How an examiner reads a thesis



About this time every year I post something about the reading habits of thesis examiners.

At the risk of repeating myself – again – it is worth knowing what they/we examiners do when they/we receive that big fat tome the results of your hard work.

It’s helpful to know that examiners don’t often sit down and read your thesis in one go. If they do, it’s because they are on a plane or a long train journey. Mostly, your thesis will be read in three or four or even more than one sitting. The examiners will may thus need some help in remembering where they are. Those summaries you made at the end of each chapter not only helped you as a reader to sort out how your argument was sequenced, they help examiners pick up your argument where they left off reading a few days previously are also an important aide-memoire to the examiners.

The examiners are also likely to do some pre-reading before they start on the whole text. Because they can do this in between meetings Examiners will are likely to look first at one, some or all of:

  • the thesis abstract

The examiners expect an abstract to be a succinct summary of the thesis which tells them what it is about and what is coming provides key details – why the research was done, how, where and with whom, the results and the implications. They expect to see the warrant and the contribution made clear and if it isn’t they start to panic.

  • the reference list

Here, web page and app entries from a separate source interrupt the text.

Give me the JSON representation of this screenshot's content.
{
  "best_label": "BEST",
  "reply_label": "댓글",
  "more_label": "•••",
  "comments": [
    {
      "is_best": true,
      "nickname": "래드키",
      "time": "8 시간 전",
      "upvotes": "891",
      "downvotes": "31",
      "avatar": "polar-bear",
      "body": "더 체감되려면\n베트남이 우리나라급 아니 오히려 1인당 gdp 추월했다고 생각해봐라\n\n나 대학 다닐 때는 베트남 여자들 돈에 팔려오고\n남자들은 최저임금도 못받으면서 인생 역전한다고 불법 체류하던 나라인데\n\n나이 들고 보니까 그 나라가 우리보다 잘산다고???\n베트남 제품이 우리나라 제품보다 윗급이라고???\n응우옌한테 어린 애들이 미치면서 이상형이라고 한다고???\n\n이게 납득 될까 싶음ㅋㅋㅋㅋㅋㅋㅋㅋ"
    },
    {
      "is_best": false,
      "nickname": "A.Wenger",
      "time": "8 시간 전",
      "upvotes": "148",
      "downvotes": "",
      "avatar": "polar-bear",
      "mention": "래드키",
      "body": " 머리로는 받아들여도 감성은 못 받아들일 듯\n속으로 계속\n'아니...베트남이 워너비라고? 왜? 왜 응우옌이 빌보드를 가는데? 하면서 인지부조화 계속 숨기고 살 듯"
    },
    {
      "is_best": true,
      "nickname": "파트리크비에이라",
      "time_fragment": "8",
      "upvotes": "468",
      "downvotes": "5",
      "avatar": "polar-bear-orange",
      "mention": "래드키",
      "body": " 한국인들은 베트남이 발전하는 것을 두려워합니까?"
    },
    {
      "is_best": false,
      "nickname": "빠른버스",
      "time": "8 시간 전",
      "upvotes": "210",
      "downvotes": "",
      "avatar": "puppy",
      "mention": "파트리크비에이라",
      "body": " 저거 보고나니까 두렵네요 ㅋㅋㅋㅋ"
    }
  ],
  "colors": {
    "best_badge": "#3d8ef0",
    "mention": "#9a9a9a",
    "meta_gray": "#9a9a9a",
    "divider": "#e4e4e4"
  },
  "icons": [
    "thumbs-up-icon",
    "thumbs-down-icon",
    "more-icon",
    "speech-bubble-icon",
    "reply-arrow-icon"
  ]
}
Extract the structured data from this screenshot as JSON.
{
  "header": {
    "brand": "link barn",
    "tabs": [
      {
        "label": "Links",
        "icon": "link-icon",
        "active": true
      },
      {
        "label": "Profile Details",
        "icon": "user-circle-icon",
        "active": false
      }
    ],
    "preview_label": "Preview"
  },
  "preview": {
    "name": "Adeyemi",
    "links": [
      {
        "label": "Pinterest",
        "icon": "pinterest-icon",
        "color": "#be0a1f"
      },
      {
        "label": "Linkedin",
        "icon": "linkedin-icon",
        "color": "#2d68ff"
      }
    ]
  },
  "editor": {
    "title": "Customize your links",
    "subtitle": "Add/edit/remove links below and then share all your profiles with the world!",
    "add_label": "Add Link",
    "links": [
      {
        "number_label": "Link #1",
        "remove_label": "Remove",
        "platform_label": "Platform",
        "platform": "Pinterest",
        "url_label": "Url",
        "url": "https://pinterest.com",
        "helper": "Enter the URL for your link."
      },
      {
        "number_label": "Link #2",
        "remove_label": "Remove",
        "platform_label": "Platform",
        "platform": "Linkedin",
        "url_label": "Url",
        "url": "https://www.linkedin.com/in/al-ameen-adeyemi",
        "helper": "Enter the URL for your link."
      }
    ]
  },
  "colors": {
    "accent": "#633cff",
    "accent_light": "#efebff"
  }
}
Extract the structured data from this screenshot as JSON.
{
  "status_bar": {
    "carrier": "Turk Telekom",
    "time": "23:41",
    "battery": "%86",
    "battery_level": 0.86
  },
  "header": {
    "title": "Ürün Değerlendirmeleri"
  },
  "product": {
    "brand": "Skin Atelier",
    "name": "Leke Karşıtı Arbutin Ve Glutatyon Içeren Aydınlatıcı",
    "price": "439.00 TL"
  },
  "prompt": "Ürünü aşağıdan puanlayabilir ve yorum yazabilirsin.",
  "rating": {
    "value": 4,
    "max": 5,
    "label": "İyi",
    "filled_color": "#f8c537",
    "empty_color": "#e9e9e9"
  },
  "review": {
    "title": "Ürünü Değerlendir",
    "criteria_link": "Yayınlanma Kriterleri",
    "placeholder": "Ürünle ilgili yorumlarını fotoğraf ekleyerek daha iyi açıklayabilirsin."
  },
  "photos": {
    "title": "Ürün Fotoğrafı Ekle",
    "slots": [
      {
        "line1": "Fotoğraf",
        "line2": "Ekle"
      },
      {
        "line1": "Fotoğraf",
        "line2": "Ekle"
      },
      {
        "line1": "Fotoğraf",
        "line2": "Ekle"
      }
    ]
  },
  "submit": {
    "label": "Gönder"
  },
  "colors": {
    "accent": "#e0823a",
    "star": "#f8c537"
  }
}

The examiners expect to see, from the list of what has the candidate has read, how well they know the field. The examiners read the references looking for relevant current and historical materials and the ‘must cite’ seminal works, if they exist. They see what’s omitted and where the candidate’s gaps in knowledge might be – and this may lead to them worrying viva questions. From this references reading, they get some pointers to where the candidate locates their own work and that of the examiners who are supposedly appointed for their expertise. They can also see whether the references meet standard scholarly conventions. If they are a mess do not follow the required conventions, then the examiner will certainly not only ask for corrections but also form a dim view of the candidate’s lack of attention to detail scholarship.

  • the table of contents

The examiner can see a lot from the contents list. They can see whether all the steps that they expect are there. They can see whether the argument moves appear to be in a logical order. From this, they make a judgment about whether the argument is missing or garbled presented well. They may also refine their view of the candidate’s academic writing, depending on how badly well the headings and subheadings are designed. Vague and ambiguous or someone trying to be too clever by half headings can cause the examiner to put the entire text away until the last moment approach the thesis with an unnecessarily negative view.

  • the conclusion

The examiners may skim the conclusion to see what claims the candidate makes for their research. They are looking for a clear statement of contribution that is believable, given what the research actually does congruent with the research design and data set. If the candidate does not present their contribution clearly, then the examiners will know they are about to play a guessing game until they reach the second to last chapter and are likely to pursue this at the viva and require a correction.

So, knowing this, you can see it’s important not to leave these four thesis bits to the last gasp to pay attention to these sections when you write and revise. Help your examiners to read your thesis in the right frame of mind appreciatively by getting these four things right.